Task objective: Scan the lines below for the string "Дегтярев". Reply with how many match, and no other words.

Information shown:
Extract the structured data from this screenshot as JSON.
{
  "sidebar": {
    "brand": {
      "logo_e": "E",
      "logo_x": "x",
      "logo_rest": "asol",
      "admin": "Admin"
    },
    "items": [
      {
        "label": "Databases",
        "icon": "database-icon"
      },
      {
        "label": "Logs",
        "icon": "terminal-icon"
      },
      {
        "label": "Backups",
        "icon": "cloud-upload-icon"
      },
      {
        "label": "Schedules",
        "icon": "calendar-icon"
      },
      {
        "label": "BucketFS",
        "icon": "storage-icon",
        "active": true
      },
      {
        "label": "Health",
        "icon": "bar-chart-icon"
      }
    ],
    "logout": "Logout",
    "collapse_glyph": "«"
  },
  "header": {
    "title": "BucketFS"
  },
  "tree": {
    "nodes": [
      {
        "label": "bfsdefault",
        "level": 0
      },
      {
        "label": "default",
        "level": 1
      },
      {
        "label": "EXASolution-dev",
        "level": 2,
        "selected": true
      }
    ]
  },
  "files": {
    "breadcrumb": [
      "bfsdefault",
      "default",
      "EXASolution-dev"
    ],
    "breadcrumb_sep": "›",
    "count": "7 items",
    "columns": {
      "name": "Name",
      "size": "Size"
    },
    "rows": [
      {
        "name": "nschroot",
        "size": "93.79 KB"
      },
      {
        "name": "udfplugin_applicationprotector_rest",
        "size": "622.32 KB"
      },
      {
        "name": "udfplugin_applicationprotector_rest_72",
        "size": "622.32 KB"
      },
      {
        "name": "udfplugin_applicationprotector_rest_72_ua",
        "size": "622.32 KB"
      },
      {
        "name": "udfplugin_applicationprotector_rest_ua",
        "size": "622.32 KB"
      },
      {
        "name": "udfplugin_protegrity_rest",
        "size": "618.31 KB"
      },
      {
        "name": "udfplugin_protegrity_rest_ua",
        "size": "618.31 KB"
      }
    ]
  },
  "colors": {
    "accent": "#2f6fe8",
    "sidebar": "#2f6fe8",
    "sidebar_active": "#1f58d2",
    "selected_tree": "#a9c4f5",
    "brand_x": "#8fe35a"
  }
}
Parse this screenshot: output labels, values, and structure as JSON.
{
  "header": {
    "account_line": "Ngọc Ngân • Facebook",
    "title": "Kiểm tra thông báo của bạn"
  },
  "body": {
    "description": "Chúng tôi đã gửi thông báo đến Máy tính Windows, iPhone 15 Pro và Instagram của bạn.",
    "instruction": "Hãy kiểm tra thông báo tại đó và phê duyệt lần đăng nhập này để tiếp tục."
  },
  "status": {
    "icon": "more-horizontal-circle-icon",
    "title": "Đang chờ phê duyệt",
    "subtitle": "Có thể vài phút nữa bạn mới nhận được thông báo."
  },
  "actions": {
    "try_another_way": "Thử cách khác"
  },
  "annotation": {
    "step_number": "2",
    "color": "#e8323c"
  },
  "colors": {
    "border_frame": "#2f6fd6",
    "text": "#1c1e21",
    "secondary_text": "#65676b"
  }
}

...

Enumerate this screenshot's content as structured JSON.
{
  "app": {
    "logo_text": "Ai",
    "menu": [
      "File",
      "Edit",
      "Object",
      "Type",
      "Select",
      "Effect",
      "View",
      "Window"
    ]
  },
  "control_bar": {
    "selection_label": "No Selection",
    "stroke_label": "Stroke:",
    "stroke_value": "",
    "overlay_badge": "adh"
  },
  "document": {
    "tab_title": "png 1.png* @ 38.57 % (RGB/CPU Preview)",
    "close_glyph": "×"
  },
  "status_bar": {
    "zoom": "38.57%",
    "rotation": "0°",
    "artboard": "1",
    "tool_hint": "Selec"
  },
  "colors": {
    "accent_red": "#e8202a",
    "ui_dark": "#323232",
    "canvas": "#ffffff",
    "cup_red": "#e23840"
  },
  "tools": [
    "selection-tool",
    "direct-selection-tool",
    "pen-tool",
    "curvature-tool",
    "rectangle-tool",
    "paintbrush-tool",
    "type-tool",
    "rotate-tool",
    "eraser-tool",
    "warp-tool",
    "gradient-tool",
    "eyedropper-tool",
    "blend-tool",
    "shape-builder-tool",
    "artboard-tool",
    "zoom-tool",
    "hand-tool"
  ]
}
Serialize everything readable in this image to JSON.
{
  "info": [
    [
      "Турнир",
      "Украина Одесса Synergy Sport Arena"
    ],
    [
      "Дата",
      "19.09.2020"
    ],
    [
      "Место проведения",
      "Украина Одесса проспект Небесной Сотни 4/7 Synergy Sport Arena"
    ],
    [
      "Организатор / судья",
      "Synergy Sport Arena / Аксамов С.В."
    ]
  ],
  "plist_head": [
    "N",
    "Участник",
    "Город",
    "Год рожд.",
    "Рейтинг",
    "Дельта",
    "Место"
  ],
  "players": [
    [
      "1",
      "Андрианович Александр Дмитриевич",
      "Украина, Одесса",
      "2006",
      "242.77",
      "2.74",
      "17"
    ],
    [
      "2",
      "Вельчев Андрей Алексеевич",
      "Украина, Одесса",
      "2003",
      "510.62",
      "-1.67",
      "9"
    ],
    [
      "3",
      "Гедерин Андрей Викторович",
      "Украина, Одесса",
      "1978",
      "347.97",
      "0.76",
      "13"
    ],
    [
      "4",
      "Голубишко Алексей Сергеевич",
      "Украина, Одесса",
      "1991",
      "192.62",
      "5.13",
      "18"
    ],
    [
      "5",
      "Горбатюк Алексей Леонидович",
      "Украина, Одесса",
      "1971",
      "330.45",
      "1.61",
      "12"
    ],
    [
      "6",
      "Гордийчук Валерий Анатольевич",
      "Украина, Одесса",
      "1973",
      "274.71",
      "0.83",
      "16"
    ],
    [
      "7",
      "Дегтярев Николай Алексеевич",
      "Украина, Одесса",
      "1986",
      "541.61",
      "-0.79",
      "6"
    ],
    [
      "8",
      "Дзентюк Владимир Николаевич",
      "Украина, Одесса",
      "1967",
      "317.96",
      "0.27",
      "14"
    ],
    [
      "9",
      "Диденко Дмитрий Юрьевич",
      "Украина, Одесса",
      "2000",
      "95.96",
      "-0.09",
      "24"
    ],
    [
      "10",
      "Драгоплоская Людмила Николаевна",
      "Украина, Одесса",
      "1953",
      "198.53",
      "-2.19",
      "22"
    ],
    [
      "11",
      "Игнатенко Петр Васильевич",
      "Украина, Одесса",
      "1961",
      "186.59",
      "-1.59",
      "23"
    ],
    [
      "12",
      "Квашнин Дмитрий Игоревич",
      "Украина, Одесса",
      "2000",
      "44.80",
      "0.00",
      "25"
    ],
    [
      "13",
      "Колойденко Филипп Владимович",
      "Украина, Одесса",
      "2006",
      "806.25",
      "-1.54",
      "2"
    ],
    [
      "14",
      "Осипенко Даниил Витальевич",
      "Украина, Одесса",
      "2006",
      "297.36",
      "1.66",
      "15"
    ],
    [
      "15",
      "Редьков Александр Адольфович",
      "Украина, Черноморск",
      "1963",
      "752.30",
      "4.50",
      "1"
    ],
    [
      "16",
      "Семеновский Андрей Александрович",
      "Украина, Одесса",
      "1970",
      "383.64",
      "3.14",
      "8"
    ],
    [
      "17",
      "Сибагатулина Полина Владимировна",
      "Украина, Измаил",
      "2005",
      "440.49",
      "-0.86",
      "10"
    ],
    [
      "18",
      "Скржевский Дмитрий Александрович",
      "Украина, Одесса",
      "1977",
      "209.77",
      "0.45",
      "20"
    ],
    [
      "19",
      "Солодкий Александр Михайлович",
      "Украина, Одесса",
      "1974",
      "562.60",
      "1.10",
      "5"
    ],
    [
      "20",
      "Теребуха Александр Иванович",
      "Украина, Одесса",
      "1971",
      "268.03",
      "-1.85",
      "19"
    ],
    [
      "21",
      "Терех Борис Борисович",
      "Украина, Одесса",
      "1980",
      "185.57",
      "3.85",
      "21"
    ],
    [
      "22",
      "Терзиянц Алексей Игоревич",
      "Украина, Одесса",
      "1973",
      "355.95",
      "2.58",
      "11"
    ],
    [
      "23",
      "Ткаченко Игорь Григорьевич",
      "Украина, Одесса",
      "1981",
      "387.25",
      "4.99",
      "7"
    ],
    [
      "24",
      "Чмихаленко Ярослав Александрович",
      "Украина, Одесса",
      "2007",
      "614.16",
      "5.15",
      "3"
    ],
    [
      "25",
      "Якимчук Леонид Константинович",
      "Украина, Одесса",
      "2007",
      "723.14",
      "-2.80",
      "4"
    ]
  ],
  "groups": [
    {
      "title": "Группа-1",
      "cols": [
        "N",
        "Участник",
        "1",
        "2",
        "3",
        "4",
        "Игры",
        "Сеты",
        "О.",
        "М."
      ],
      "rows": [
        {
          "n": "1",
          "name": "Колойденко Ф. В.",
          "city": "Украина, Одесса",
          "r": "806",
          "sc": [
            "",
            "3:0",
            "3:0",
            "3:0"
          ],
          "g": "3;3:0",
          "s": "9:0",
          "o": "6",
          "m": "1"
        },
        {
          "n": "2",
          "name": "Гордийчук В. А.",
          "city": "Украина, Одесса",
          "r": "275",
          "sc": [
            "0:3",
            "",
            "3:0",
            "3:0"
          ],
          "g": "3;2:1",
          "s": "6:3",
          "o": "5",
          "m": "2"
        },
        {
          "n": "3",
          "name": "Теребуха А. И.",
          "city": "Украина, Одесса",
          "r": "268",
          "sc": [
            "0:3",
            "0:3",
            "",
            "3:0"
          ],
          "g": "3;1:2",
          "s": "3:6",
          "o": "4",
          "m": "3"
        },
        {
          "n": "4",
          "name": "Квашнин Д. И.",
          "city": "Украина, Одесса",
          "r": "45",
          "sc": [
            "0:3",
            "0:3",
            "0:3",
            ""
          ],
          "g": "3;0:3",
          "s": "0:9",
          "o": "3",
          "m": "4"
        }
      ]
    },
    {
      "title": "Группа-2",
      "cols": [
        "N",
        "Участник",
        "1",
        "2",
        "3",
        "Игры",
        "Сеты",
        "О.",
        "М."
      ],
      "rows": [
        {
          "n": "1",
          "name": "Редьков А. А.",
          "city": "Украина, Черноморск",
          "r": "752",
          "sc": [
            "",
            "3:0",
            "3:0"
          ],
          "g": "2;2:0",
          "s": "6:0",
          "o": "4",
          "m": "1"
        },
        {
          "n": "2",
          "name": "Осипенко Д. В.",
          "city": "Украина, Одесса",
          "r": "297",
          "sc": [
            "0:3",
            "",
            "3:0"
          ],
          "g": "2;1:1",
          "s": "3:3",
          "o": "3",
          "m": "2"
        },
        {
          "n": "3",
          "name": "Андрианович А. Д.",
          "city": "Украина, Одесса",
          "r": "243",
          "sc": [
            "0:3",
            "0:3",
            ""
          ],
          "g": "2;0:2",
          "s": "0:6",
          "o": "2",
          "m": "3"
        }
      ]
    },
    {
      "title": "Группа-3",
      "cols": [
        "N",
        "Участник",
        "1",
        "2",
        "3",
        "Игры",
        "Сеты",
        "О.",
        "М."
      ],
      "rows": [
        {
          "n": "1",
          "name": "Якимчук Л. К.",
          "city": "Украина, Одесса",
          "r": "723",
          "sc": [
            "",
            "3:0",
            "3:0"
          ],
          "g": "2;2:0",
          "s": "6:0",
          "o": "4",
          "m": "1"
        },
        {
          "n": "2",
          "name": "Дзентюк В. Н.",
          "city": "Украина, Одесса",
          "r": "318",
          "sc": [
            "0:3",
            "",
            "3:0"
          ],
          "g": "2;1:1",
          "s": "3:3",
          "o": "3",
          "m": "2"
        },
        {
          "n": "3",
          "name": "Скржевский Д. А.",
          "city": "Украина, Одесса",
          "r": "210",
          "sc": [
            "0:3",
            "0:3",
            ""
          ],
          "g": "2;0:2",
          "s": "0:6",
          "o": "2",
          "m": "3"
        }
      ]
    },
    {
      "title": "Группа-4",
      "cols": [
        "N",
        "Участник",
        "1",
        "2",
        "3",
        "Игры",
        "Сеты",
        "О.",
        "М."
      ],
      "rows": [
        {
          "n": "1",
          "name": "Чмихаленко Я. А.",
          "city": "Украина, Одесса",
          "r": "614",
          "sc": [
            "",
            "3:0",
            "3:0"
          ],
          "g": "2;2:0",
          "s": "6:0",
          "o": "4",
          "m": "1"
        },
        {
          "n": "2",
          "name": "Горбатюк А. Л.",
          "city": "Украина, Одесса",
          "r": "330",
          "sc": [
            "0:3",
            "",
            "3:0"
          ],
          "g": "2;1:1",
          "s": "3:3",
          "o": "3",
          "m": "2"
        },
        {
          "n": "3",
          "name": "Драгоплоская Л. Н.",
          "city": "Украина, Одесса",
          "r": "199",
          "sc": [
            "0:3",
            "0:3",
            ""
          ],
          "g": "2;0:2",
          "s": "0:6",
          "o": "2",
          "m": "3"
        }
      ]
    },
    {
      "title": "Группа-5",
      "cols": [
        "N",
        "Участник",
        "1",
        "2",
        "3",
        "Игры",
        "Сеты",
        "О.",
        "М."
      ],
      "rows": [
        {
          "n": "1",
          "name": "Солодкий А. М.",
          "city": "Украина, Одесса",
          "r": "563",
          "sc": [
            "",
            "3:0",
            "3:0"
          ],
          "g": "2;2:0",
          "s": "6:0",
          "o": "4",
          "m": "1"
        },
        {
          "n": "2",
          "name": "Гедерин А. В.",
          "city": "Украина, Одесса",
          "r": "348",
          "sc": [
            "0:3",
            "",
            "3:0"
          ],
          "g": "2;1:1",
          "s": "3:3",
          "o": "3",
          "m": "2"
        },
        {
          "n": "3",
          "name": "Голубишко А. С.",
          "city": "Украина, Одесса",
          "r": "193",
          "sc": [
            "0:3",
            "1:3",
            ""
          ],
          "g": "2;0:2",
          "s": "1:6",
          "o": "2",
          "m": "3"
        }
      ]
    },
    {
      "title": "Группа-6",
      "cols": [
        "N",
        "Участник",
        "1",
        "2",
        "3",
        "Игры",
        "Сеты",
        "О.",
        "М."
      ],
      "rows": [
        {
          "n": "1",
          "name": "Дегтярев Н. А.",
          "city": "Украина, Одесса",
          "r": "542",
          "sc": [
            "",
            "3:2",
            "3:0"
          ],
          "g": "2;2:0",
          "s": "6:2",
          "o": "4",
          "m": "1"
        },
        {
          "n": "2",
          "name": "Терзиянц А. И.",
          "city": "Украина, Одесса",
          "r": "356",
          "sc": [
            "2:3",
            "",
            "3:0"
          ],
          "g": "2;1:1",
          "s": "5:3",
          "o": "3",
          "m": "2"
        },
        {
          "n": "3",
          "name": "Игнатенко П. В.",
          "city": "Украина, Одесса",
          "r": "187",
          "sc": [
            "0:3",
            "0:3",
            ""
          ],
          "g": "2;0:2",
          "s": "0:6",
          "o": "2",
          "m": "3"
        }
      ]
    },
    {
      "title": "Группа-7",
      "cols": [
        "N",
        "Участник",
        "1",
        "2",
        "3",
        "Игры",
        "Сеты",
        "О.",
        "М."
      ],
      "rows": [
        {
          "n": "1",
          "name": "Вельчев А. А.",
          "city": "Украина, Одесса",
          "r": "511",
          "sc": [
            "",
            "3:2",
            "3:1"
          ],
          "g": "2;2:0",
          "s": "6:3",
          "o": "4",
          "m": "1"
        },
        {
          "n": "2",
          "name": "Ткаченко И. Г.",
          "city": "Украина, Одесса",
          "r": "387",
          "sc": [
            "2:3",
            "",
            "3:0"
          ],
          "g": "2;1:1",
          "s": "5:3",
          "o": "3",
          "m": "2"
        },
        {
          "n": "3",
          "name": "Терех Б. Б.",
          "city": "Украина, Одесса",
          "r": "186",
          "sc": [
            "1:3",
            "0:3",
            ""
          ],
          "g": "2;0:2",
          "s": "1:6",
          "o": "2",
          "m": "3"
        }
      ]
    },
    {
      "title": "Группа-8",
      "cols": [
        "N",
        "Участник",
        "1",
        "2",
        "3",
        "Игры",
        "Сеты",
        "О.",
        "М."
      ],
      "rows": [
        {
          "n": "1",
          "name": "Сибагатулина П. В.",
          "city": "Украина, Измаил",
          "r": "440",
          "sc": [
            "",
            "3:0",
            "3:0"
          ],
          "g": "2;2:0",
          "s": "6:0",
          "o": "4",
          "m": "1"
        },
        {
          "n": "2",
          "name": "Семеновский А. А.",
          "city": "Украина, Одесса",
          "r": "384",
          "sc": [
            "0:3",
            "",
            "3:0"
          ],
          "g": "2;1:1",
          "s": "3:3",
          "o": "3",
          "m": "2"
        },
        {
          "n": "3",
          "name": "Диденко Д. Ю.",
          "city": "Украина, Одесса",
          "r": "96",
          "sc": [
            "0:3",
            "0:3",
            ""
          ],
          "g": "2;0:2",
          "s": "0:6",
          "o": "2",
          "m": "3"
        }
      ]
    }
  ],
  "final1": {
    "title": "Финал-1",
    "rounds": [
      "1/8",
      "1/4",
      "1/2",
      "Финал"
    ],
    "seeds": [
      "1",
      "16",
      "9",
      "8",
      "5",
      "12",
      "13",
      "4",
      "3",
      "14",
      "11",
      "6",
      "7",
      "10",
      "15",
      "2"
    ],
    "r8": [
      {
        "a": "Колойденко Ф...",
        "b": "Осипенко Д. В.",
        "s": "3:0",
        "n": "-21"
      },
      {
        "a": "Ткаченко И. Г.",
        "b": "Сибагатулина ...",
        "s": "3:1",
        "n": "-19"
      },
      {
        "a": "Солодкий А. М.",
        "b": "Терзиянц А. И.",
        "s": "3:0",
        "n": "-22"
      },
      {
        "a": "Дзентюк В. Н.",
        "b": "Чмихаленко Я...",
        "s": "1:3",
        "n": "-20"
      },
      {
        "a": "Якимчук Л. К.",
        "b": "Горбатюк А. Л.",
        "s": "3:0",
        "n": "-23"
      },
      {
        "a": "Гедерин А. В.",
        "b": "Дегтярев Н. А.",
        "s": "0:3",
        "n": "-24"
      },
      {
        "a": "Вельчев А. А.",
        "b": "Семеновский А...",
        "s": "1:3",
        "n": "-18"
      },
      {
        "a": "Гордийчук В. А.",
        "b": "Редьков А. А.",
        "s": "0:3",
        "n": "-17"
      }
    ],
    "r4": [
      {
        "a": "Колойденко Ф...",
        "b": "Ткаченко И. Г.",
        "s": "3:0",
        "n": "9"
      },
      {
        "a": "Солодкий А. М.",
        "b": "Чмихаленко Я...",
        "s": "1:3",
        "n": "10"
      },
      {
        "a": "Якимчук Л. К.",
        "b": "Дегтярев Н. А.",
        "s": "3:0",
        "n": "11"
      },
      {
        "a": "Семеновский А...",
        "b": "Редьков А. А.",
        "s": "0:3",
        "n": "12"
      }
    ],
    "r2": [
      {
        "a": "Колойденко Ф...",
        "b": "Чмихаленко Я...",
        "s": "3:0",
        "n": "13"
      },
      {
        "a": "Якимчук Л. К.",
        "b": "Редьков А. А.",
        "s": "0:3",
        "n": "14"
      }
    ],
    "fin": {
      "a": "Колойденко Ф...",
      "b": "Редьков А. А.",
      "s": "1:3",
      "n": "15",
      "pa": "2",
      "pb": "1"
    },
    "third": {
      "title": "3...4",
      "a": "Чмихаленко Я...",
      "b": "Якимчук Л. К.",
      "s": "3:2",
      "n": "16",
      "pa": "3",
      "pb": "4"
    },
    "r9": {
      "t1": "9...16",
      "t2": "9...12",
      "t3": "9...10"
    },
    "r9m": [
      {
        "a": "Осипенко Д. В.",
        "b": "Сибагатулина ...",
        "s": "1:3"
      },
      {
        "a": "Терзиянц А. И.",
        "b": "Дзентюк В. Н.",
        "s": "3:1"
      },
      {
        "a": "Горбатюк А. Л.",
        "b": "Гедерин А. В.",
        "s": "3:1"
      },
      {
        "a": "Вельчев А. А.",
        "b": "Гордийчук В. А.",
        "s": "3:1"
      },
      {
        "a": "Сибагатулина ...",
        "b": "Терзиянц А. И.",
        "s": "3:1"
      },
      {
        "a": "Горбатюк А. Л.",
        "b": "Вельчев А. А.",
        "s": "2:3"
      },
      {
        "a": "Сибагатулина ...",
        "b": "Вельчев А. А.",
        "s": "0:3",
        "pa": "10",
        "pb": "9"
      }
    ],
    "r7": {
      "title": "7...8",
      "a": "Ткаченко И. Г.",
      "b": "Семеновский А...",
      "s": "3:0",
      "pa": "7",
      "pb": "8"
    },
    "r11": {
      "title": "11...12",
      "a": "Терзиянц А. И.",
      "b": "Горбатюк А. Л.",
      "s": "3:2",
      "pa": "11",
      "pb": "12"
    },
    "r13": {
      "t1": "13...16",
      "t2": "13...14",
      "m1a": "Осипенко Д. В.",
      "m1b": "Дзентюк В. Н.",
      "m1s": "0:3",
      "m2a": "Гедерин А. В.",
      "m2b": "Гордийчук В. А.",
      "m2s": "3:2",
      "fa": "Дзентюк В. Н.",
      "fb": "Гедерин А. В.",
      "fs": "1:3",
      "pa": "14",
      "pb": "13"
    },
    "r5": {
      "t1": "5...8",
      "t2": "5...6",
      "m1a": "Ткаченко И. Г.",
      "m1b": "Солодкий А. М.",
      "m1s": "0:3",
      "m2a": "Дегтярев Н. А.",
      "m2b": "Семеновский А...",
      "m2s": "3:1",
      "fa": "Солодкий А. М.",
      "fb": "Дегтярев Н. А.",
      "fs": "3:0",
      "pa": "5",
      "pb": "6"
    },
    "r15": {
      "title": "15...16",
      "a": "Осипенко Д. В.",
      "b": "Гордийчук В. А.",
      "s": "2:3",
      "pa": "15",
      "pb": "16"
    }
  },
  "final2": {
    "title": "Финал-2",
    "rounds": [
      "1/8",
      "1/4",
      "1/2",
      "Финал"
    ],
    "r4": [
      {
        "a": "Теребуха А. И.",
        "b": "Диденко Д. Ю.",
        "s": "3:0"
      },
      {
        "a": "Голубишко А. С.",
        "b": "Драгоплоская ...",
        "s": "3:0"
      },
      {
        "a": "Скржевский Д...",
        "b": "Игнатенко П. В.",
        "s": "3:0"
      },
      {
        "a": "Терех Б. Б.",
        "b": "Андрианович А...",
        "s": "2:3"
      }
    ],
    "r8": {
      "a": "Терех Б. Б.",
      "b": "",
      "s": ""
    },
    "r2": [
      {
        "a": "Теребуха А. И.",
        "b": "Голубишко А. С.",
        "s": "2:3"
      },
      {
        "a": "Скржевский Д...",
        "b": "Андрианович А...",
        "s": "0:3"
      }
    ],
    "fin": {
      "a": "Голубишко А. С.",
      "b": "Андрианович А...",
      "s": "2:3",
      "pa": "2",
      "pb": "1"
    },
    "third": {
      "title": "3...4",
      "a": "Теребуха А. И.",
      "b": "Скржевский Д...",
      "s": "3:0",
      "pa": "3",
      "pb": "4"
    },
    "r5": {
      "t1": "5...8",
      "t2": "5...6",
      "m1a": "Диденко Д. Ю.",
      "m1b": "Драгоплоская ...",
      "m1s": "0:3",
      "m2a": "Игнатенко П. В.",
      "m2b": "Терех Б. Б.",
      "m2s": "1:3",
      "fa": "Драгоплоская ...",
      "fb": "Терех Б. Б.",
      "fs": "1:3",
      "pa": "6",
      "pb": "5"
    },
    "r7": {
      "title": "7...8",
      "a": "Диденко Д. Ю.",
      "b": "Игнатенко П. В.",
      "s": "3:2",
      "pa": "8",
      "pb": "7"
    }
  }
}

Completed exercise: 6